# [Aim of the exercise]
Copy out every line holding the string "Cafe" from the records below.
::::::::::
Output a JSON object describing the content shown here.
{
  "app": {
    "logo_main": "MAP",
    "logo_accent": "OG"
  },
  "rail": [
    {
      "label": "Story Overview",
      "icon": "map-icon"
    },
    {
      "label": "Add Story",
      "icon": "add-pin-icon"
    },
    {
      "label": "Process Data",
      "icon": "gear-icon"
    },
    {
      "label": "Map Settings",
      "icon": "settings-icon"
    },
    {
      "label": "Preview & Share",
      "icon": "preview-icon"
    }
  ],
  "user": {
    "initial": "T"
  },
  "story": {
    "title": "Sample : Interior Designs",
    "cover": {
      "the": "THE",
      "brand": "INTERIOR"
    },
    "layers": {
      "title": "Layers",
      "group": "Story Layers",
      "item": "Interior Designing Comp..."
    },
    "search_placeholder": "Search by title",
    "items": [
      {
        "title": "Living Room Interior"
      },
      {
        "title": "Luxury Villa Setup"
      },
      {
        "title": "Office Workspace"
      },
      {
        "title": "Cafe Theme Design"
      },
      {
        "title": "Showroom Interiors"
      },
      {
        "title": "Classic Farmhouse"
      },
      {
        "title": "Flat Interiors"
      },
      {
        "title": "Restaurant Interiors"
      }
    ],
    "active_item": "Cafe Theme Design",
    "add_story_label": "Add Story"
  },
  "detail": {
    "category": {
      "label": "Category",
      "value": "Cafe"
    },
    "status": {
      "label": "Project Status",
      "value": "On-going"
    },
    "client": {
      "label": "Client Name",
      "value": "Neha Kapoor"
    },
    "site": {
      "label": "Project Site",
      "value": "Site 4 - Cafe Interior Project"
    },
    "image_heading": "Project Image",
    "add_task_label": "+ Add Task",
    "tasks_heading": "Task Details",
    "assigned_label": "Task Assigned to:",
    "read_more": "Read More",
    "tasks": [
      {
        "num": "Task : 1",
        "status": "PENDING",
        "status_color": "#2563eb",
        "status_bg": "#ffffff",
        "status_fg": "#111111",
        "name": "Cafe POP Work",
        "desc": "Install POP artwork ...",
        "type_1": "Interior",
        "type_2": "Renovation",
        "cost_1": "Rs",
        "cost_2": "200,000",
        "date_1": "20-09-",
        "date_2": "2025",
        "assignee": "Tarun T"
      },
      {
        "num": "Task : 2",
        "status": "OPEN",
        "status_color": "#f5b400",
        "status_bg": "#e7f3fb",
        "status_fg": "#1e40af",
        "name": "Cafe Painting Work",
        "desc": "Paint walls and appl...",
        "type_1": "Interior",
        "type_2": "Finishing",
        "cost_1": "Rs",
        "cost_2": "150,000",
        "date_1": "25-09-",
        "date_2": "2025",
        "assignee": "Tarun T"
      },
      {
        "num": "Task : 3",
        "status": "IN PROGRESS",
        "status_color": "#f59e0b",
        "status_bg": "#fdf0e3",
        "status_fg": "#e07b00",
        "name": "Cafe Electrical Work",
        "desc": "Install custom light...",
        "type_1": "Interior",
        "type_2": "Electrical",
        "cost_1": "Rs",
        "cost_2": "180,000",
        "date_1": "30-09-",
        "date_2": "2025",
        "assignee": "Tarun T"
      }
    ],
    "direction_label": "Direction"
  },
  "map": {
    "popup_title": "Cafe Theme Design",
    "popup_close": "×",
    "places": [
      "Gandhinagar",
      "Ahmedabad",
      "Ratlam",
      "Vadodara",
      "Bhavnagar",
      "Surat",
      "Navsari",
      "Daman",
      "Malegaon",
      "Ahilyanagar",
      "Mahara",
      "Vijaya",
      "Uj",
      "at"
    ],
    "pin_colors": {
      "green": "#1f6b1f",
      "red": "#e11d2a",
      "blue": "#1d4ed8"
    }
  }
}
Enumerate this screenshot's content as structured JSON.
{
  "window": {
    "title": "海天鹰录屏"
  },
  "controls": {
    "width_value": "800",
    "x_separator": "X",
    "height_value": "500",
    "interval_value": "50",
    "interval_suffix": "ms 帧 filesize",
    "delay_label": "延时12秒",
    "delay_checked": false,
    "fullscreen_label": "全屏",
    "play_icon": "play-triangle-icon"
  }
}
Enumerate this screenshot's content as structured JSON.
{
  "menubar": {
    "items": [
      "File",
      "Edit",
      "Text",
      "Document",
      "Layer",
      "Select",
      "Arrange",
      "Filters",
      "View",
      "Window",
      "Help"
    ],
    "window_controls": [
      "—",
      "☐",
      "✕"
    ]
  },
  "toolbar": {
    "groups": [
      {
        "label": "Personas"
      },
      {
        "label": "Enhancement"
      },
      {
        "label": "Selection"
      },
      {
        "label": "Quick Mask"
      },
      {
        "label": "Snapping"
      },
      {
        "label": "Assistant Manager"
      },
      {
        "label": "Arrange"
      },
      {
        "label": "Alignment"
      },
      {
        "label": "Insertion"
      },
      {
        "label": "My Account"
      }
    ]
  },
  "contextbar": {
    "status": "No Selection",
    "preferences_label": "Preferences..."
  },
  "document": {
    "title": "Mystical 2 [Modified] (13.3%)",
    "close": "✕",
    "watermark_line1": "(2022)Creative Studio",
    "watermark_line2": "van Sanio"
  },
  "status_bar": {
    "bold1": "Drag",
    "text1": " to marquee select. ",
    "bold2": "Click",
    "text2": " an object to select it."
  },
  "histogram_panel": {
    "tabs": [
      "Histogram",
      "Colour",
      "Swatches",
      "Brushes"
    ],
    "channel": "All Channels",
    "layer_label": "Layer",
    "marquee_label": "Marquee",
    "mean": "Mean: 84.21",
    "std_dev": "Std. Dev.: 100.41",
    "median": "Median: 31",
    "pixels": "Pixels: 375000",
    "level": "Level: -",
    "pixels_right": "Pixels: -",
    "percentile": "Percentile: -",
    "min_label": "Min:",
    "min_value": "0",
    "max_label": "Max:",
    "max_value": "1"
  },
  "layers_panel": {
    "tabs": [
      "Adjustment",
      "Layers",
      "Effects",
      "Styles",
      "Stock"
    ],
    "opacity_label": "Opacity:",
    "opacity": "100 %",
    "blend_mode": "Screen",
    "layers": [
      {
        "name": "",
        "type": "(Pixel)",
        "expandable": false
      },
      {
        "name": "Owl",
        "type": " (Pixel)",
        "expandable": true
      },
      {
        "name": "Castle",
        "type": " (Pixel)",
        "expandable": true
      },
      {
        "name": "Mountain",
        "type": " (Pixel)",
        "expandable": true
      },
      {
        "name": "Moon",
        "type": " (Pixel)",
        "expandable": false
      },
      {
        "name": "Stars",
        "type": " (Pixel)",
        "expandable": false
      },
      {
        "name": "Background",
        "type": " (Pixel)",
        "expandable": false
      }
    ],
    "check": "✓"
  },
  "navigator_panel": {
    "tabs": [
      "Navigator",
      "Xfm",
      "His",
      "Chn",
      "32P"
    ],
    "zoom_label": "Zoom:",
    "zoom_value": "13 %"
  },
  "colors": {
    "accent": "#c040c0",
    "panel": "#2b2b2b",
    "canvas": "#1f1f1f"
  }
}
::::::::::
# [Answer for this exercise]
        "title": "Cafe Theme Design"
    "active_item": "Cafe Theme Design",
      "value": "Cafe"
      "value": "Site 4 - Cafe Interior Project"
        "name": "Cafe POP Work",
        "name": "Cafe Painting Work",
        "name": "Cafe Electrical Work",
    "popup_title": "Cafe Theme Design",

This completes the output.